§ **DESCRIPTION OF THE TASK**: For each line of the data below that contains "reset", return that line.

[Data excerpts]
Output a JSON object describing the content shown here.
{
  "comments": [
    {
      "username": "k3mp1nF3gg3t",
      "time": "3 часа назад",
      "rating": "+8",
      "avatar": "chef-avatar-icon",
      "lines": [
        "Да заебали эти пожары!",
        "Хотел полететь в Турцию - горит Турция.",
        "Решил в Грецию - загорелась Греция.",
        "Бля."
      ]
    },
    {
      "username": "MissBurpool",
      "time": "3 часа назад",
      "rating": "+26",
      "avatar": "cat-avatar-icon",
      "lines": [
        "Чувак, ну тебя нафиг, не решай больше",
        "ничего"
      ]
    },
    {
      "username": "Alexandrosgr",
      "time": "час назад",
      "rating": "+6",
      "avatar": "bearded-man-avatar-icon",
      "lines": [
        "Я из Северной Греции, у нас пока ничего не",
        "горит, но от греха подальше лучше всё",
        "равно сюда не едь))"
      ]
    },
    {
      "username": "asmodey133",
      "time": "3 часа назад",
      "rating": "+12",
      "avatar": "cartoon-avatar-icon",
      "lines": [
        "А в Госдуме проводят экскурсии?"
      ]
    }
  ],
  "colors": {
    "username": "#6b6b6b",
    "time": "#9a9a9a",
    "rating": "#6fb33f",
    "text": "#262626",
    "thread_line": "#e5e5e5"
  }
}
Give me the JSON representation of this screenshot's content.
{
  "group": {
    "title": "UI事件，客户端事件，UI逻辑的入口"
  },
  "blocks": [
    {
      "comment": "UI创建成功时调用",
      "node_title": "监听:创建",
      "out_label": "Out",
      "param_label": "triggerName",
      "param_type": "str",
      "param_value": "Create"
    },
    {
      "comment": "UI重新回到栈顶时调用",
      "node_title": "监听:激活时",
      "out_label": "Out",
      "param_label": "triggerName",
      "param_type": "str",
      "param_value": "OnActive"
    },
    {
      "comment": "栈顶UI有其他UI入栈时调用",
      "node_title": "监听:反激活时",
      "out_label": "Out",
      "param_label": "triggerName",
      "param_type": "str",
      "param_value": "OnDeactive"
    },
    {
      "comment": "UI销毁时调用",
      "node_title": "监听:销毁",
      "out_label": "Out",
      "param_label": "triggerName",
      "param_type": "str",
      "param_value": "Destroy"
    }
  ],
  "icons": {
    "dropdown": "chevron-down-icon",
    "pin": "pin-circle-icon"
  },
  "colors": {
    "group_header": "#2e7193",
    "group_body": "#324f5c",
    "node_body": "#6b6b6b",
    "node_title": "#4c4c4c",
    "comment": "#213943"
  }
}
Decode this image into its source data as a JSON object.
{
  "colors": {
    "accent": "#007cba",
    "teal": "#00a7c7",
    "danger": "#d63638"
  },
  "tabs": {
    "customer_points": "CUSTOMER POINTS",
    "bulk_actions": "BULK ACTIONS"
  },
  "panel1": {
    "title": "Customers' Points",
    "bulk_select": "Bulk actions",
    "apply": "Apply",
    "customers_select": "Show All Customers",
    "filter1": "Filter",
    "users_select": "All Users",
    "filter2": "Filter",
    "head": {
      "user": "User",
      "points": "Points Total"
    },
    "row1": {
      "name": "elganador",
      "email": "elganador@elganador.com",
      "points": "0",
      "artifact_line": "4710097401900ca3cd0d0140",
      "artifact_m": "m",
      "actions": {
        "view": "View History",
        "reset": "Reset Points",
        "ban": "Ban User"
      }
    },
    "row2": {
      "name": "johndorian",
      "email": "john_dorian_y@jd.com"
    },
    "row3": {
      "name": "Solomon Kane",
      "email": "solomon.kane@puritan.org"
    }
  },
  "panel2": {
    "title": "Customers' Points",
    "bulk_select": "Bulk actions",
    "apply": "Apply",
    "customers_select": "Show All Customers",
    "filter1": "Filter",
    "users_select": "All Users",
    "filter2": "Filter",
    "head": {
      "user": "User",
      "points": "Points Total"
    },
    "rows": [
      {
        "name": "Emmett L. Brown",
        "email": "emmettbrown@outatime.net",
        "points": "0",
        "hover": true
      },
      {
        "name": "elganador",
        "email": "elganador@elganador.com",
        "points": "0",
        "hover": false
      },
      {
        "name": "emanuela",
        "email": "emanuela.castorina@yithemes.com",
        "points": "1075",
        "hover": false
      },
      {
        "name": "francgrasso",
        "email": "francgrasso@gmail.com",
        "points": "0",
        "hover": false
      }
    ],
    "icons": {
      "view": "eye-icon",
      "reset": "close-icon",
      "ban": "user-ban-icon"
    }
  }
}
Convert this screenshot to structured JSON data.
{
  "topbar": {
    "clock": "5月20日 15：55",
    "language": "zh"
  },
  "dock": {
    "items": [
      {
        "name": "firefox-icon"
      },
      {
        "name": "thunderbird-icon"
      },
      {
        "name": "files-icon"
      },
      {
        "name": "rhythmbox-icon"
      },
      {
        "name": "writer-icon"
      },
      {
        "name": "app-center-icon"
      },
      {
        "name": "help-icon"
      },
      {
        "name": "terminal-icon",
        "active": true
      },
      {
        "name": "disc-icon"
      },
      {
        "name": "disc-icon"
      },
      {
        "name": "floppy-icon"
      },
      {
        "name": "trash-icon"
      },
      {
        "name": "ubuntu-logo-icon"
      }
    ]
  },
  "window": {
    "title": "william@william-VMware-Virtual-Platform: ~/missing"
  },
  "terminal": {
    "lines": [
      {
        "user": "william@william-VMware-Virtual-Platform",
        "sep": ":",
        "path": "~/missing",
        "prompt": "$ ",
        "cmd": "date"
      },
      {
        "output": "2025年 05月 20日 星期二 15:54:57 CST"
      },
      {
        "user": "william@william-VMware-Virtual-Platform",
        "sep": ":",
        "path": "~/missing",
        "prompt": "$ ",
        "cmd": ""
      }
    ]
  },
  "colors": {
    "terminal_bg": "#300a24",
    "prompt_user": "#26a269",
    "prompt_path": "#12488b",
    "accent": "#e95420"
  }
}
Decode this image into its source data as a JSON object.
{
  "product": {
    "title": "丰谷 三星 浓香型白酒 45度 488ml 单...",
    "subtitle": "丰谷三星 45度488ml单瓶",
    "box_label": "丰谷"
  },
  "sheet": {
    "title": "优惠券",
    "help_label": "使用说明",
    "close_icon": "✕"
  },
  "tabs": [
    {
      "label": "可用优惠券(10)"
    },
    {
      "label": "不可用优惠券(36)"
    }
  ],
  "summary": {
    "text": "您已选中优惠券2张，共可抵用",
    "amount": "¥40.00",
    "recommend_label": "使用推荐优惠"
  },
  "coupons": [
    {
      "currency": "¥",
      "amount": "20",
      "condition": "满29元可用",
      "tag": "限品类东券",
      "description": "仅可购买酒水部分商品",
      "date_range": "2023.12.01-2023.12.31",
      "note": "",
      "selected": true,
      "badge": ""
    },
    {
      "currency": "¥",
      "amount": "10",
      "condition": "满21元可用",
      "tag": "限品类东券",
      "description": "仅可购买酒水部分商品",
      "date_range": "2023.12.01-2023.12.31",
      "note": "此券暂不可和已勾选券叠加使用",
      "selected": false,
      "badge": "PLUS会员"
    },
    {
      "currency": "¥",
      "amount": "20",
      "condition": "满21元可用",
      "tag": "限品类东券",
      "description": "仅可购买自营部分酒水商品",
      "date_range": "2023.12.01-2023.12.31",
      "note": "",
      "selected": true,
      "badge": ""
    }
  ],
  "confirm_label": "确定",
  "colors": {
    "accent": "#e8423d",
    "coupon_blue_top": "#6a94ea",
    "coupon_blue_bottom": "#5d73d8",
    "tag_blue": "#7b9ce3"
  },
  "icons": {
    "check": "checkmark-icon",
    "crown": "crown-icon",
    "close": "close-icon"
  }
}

§ **FINAL ANSWER**:
        "reset": "Reset Points",
      "reset": "close-icon",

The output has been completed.